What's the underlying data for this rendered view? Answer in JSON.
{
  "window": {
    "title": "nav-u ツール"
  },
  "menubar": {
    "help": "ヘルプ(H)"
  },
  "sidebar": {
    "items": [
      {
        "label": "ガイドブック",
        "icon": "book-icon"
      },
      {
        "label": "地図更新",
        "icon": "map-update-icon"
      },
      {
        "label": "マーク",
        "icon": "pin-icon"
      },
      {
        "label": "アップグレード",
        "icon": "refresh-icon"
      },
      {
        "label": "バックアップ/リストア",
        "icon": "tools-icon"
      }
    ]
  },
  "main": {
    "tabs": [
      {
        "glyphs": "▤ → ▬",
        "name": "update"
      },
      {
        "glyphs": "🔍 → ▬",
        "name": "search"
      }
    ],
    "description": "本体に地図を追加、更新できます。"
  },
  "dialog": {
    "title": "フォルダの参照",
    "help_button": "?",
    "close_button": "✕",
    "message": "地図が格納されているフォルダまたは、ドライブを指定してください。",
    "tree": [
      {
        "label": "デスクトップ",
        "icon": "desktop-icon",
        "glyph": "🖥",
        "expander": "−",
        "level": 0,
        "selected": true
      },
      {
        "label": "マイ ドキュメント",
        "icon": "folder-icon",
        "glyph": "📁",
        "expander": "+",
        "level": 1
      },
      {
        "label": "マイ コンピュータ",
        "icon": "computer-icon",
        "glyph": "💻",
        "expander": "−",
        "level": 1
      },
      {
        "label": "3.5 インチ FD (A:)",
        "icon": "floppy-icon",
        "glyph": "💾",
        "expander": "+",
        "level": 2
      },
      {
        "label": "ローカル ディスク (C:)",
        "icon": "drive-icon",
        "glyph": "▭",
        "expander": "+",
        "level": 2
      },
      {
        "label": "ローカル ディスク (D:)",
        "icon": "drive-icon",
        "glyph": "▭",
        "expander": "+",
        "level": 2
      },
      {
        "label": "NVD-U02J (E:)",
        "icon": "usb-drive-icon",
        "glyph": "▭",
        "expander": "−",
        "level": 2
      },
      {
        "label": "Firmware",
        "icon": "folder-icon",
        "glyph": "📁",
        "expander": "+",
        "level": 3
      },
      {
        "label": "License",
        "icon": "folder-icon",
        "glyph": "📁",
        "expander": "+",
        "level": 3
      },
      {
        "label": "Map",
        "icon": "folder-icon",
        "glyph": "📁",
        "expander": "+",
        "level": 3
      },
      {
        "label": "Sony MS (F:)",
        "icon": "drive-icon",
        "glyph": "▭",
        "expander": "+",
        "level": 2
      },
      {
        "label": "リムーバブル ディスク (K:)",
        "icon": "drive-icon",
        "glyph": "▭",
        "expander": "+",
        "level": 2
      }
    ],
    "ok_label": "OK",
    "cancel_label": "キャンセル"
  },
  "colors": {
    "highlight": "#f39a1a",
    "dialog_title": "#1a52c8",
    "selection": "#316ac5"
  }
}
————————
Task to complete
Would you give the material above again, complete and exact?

Written answer
What's the underlying data for this rendered view? Answer in JSON.
{
  "window": {
    "title": "nav-u ツール"
  },
  "menubar": {
    "help": "ヘルプ(H)"
  },
  "sidebar": {
    "items": [
      {
        "label": "ガイドブック",
        "icon": "book-icon"
      },
      {
        "label": "地図更新",
        "icon": "map-update-icon"
      },
      {
        "label": "マーク",
        "icon": "pin-icon"
      },
      {
        "label": "アップグレード",
        "icon": "refresh-icon"
      },
      {
        "label": "バックアップ/リストア",
        "icon": "tools-icon"
      }
    ]
  },
  "main": {
    "tabs": [
      {
        "glyphs": "▤ → ▬",
        "name": "update"
      },
      {
        "glyphs": "🔍 → ▬",
        "name": "search"
      }
    ],
    "description": "本体に地図を追加、更新できます。"
  },
  "dialog": {
    "title": "フォルダの参照",
    "help_button": "?",
    "close_button": "✕",
    "message": "地図が格納されているフォルダまたは、ドライブを指定してください。",
    "tree": [
      {
        "label": "デスクトップ",
        "icon": "desktop-icon",
        "glyph": "🖥",
        "expander": "−",
        "level": 0,
        "selected": true
      },
      {
        "label": "マイ ドキュメント",
        "icon": "folder-icon",
        "glyph": "📁",
        "expander": "+",
        "level": 1
      },
      {
        "label": "マイ コンピュータ",
        "icon": "computer-icon",
        "glyph": "💻",
        "expander": "−",
        "level": 1
      },
      {
        "label": "3.5 インチ FD (A:)",
        "icon": "floppy-icon",
        "glyph": "💾",
        "expander": "+",
        "level": 2
      },
      {
        "label": "ローカル ディスク (C:)",
        "icon": "drive-icon",
        "glyph": "▭",
        "expander": "+",
        "level": 2
      },
      {
        "label": "ローカル ディスク (D:)",
        "icon": "drive-icon",
        "glyph": "▭",
        "expander": "+",
        "level": 2
      },
      {
        "label": "NVD-U02J (E:)",
        "icon": "usb-drive-icon",
        "glyph": "▭",
        "expander": "−",
        "level": 2
      },
      {
        "label": "Firmware",
        "icon": "folder-icon",
        "glyph": "📁",
        "expander": "+",
        "level": 3
      },
      {
        "label": "License",
        "icon": "folder-icon",
        "glyph": "📁",
        "expander": "+",
        "level": 3
      },
      {
        "label": "Map",
        "icon": "folder-icon",
        "glyph": "📁",
        "expander": "+",
        "level": 3
      },
      {
        "label": "Sony MS (F:)",
        "icon": "drive-icon",
        "glyph": "▭",
        "expander": "+",
        "level": 2
      },
      {
        "label": "リムーバブル ディスク (K:)",
        "icon": "drive-icon",
        "glyph": "▭",
        "expander": "+",
        "level": 2
      }
    ],
    "ok_label": "OK",
    "cancel_label": "キャンセル"
  },
  "colors": {
    "highlight": "#f39a1a",
    "dialog_title": "#1a52c8",
    "selection": "#316ac5"
  }
}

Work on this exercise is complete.